Velocity Vortex (2016-2017)
This robot has three main areas of design. Our 3D printed slingshot was designed by our lead engineer, Christian, and was printed by Stratasys Direct Manufacturing. The conveyor belt was a new touch this year. We have tried to use conveyor belts in the past, and we were unsuccessful, so it is great to finally use a practical conveyor belt to lift the particles into the cup of the slingshot. The 3D printed beacon pusher was also designed by Christian and was printed using our very own 3D printer that we won last year at the MN State Championship.
FIRST Res-Q (2015-2016)

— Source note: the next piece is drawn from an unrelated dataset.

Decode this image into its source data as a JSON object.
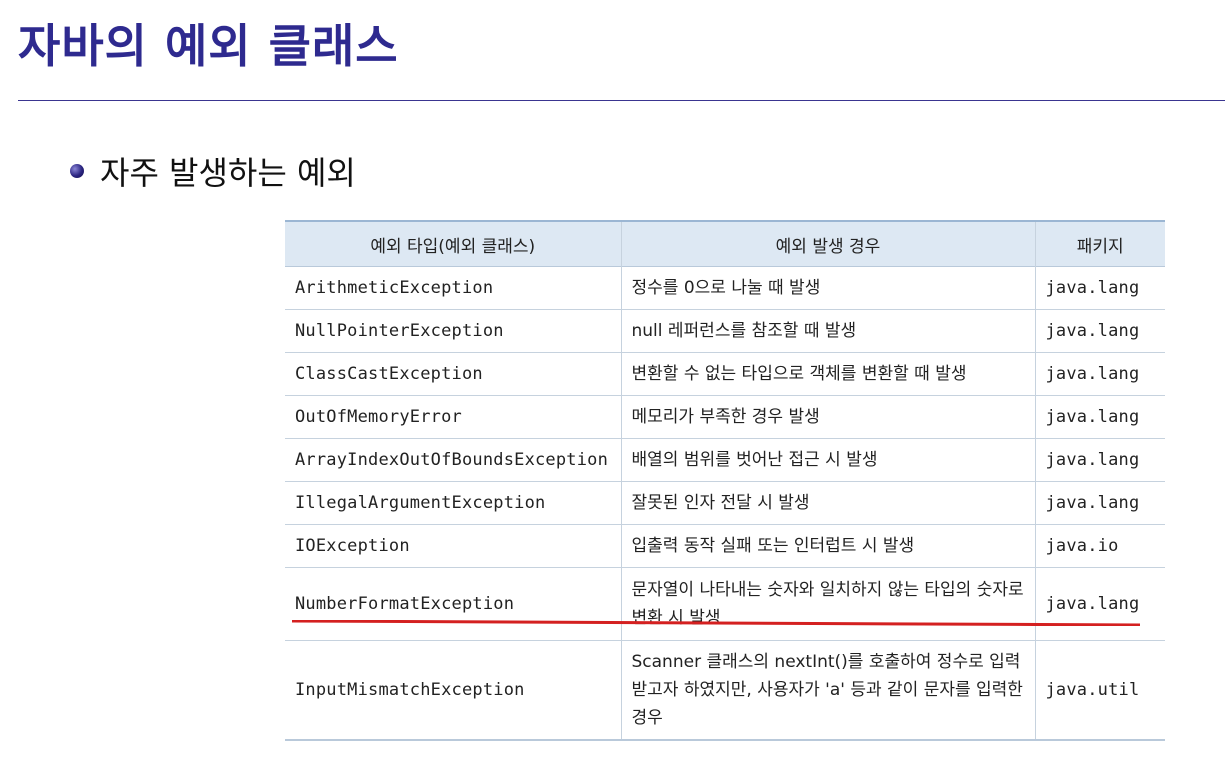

This game proved to be quite a challenge! How do you climb a mountain (without tipping over backwards) and do a pull-up? We brainstormed ideas during a number of team meetings. We figured out the angles at which the climb will be, where we think the center of mass should be on the robot, what kind of drive train (wheel system) would work best to climb, and the size the robot should be based on all of the factors. We decided that a tank track would work best, and that the robot should be as small and as light as possible, but with as much weight at the front as possible. As you can see in the photos below, we came up with our own tank track design (3D CAD), and our robot is about 10″ in length. Everything barely fit on such a tiny frame! We created an arm (3D CAD) that will help get a hook on the top bar on the mountain, which will pull the robot up to the mountain high zone and do a pull-up. There is a winch with kevlar string to do the heavy lifting.
Cascade Effect (2014-2015)
We decided our design would involve a lift arm system and sweeper/ramp combo, and to attach a servo arm with a box (ball bucket) attached to it to collect balls. The ball bucket would start in the lowest position, and the sweeper and ramp would guide balls into it. Once balls were in the bucket, we would lift it up to reach one of the goals, and tip it to dump the balls in. We made a prototype ball bucket out of cardboard and also made a funnel on one side of the box to help guide the balls right into the rolling goal. Once we got everything programmed correctly on the game controller, we tested the ball bucket and lift arm, and it worked well. We had a 3D-printed ball bucket made to the same dimensions as the cardboard prototype. Once that was installed, we realized it was a lot heavier than the cardboard, so we changed the servo to a motor with an encoder and a gear box with a worm gear to slow the arm down and to guide the ball bucket to the right position to dump balls into the rolling goals. The bucket was still too heavy for the gear box, so we did some calculations on how much torque the bucket motor has and got to work on the gear box parts and redesigning the bucket. We now have a new, redesigned 3D-printed ball bucket that is lighter weight, the bucket arm has a better gear box, and it all works quite well.
Block Party! (2013-2014)
We used 11 different parts created by 3D printing. We experimented with using printed gears both for cost savings and to keep our top weight down, the CAD files for the gears came from http://www.thingiverse.com. Thingiverse is the world’s largest 3D design community for discovering, printing and sharing 3D models. We created CAD designs for our block scoop, hanging hook (the head) and pulleys. Christian did the CAD designs using Autodesk Inventor. It was cool to be able to design the hanger to match our team mascot, Mr. Roboto.